• **WHAT THE TASK ASKS**: Show each line from the records below in which the word "likes" occurs.

• **Component data from apps and pages**:

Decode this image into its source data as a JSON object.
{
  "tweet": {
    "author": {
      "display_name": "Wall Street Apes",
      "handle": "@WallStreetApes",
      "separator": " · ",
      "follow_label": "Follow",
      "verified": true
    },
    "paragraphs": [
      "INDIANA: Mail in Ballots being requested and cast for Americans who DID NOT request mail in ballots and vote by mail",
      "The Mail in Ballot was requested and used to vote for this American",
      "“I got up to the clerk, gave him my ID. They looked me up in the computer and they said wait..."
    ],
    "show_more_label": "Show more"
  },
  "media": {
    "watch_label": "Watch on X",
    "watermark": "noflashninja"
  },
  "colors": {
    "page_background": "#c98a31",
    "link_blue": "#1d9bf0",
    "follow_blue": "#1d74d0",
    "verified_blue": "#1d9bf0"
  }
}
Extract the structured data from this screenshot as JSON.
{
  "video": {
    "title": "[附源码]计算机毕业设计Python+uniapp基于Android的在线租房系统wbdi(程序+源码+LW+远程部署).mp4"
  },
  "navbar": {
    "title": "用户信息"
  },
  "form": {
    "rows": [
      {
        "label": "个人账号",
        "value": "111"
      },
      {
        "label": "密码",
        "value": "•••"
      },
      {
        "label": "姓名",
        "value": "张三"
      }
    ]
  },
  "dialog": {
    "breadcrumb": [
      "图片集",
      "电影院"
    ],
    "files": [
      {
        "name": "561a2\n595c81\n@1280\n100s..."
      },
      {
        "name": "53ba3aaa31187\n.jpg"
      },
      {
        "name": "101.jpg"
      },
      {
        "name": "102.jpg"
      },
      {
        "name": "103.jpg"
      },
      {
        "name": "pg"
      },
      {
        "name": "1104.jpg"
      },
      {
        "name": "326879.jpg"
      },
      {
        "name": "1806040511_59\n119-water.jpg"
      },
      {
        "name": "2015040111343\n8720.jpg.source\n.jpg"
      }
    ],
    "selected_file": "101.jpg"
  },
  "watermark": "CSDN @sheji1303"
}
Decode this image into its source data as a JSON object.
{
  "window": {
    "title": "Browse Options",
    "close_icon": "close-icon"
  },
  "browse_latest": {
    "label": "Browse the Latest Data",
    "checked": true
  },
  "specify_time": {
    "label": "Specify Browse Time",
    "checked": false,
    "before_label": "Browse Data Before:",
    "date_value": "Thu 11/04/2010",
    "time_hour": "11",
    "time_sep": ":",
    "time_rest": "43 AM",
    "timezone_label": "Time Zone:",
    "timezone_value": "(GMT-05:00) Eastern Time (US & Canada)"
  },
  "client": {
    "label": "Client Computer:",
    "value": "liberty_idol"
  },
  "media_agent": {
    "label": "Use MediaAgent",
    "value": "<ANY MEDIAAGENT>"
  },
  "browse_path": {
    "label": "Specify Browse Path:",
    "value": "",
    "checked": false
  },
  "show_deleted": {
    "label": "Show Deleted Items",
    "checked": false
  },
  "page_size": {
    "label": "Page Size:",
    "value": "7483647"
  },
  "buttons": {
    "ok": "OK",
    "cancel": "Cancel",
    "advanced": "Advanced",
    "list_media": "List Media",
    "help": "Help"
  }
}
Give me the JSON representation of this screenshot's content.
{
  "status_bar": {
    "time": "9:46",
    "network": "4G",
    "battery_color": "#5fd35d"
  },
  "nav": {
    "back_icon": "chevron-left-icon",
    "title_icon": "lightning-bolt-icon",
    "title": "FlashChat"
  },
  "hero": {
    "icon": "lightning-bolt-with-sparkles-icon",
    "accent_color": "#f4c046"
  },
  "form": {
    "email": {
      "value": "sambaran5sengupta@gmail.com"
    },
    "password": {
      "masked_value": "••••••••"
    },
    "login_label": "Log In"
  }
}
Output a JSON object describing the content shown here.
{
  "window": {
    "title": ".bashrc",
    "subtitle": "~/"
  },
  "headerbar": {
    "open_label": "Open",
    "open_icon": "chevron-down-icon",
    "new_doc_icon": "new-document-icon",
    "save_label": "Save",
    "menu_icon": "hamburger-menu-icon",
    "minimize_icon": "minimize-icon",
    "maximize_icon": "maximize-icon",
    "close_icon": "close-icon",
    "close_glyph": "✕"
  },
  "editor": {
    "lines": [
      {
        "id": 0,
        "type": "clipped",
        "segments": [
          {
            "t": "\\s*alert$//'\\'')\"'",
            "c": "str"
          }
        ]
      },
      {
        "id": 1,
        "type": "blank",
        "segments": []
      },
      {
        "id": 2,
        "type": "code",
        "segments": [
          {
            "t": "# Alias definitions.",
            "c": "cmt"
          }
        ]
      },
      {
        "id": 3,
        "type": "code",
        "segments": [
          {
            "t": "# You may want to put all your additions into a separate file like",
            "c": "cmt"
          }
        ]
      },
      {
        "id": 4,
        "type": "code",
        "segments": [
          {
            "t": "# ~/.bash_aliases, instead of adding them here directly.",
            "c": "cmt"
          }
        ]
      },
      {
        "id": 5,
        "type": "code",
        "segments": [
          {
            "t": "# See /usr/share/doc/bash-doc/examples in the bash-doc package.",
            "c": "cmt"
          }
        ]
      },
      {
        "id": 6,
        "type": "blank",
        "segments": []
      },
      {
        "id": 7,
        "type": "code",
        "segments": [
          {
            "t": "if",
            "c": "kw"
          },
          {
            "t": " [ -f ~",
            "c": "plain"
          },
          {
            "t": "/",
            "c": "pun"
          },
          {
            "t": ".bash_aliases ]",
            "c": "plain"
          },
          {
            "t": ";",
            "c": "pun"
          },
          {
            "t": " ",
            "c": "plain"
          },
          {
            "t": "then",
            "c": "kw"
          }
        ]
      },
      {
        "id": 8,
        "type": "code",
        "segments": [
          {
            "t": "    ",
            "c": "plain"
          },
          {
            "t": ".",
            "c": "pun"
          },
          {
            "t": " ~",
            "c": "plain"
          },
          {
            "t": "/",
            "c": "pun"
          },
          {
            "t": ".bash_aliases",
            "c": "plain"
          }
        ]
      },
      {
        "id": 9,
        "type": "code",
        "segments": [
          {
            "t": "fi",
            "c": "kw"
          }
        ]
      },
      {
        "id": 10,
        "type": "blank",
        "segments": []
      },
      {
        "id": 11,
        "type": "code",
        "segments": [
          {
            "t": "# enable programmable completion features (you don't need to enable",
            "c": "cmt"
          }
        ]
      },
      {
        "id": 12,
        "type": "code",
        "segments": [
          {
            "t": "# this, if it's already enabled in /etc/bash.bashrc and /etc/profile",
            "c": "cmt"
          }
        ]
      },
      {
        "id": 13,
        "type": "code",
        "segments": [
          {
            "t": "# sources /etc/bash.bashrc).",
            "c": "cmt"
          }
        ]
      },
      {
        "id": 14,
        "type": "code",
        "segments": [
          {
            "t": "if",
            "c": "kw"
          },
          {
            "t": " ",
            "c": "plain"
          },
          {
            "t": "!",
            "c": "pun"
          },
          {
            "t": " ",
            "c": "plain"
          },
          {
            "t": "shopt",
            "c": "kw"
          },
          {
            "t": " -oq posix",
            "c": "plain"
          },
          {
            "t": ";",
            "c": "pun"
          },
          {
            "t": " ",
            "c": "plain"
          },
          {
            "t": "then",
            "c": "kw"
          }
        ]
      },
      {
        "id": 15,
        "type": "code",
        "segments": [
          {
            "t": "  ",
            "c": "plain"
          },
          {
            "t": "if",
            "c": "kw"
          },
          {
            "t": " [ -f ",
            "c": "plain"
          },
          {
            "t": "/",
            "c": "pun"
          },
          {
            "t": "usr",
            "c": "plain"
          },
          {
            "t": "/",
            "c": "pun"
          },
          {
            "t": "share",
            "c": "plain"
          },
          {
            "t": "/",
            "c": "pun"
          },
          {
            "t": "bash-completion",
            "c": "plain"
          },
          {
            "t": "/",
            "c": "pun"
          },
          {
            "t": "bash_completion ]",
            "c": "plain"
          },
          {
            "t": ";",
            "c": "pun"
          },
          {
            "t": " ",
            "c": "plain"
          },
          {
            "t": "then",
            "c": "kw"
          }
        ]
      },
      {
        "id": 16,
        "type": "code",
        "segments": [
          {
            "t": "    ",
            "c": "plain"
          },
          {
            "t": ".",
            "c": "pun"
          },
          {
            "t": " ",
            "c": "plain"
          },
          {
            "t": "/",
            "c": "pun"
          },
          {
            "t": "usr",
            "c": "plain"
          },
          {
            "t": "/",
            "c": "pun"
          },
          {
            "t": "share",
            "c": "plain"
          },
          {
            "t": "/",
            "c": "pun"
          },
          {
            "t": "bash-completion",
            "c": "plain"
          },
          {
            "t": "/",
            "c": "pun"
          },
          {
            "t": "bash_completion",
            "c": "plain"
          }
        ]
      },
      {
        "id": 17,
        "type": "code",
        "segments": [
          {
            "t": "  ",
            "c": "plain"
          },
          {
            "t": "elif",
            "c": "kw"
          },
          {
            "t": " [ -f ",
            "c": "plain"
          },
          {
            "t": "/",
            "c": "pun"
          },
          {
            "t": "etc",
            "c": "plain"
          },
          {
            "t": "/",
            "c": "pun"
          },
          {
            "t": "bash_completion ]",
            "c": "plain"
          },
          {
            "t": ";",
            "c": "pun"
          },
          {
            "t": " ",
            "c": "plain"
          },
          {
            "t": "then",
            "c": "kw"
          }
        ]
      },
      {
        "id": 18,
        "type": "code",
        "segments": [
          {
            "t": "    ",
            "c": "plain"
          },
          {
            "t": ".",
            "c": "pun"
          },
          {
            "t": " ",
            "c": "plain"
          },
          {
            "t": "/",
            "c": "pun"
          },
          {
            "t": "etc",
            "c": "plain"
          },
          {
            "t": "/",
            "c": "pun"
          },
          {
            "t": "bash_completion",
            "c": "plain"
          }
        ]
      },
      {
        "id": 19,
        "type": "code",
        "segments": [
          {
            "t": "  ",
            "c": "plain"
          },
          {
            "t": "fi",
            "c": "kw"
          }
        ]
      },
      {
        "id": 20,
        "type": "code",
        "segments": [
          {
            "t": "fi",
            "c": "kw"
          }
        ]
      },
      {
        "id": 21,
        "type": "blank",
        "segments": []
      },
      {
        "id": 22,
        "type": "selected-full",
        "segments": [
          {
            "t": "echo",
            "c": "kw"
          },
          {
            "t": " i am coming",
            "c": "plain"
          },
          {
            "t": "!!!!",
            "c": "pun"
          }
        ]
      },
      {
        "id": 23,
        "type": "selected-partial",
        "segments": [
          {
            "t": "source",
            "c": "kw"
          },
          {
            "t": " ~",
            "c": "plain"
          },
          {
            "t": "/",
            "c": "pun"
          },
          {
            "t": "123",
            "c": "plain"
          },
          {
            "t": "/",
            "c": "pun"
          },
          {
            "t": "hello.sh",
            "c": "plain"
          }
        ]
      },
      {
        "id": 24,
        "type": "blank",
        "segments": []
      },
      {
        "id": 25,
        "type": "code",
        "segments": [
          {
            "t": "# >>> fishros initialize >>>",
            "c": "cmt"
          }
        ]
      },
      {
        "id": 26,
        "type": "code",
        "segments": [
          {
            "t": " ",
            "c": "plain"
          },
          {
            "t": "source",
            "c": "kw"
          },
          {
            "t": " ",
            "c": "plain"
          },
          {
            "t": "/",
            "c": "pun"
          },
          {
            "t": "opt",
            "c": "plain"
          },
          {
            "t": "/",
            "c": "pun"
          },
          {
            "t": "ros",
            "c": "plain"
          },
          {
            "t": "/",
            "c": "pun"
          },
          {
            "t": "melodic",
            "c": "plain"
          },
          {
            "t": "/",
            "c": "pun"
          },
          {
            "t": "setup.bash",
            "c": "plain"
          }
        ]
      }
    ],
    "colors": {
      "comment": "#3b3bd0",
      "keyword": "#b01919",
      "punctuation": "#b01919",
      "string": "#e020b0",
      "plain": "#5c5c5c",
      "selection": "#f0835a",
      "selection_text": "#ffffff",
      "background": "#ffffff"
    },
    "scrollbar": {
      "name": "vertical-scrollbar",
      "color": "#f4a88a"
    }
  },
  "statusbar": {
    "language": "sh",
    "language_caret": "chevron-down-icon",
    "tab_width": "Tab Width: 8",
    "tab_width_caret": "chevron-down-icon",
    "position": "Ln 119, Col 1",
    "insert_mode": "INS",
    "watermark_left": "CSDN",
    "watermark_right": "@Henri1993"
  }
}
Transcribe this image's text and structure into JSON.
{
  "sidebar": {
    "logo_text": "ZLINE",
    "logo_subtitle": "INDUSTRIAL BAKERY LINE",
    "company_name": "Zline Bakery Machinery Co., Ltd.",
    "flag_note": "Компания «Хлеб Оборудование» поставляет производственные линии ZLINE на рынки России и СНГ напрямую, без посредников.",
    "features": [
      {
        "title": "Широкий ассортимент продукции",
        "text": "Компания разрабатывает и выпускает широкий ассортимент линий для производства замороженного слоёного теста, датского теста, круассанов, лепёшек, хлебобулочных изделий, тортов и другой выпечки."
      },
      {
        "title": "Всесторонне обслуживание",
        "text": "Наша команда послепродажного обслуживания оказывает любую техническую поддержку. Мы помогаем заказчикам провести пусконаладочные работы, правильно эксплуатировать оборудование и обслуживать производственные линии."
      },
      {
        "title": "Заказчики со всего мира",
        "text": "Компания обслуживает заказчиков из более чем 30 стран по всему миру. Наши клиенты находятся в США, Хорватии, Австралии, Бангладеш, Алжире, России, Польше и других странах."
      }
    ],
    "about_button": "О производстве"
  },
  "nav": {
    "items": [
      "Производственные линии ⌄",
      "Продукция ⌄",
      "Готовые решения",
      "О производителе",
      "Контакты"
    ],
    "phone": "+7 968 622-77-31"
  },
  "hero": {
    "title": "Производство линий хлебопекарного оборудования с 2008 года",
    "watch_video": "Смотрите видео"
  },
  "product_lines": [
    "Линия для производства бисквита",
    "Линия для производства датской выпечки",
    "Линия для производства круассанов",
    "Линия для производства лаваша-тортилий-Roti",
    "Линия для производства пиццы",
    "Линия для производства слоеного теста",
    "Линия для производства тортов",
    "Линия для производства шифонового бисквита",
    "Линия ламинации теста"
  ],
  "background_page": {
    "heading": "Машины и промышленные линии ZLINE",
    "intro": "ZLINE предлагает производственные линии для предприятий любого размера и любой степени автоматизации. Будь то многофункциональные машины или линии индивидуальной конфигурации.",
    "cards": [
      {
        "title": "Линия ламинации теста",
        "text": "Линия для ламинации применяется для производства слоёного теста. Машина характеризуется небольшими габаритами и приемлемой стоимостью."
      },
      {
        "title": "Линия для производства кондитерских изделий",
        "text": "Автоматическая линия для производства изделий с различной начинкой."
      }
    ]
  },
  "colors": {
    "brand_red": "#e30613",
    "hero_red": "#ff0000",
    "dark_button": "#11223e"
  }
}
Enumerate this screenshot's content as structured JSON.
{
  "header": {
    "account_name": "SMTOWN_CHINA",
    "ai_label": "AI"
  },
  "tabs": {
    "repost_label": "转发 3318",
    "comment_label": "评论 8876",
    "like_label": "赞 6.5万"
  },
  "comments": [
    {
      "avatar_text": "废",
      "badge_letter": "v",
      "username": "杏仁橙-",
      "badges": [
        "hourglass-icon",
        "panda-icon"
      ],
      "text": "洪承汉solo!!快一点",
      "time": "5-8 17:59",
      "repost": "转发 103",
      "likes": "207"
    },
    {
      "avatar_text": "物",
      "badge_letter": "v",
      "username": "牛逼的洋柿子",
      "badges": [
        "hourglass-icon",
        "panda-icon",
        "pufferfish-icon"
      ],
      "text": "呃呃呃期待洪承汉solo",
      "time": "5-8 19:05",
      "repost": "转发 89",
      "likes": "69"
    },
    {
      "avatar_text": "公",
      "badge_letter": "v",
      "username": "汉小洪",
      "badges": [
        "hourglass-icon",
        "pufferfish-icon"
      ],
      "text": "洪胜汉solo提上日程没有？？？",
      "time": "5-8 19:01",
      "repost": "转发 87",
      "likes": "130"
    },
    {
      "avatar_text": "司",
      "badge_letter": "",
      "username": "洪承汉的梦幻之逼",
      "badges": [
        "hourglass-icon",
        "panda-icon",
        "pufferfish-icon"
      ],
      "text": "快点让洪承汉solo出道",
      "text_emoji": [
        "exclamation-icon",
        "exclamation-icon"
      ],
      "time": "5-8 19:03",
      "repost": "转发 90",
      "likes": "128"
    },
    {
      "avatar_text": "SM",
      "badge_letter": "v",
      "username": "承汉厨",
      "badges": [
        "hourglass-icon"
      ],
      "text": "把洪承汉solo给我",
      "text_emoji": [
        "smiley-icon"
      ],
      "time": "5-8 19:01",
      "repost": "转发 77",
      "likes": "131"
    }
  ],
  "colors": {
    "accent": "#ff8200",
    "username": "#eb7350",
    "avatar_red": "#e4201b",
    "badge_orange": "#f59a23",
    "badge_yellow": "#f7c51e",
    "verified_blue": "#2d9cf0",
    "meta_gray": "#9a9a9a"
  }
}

• **PROBLEM SOLUTION**:
      "likes": "207"
      "likes": "69"
      "likes": "130"
      "likes": "128"
      "likes": "131"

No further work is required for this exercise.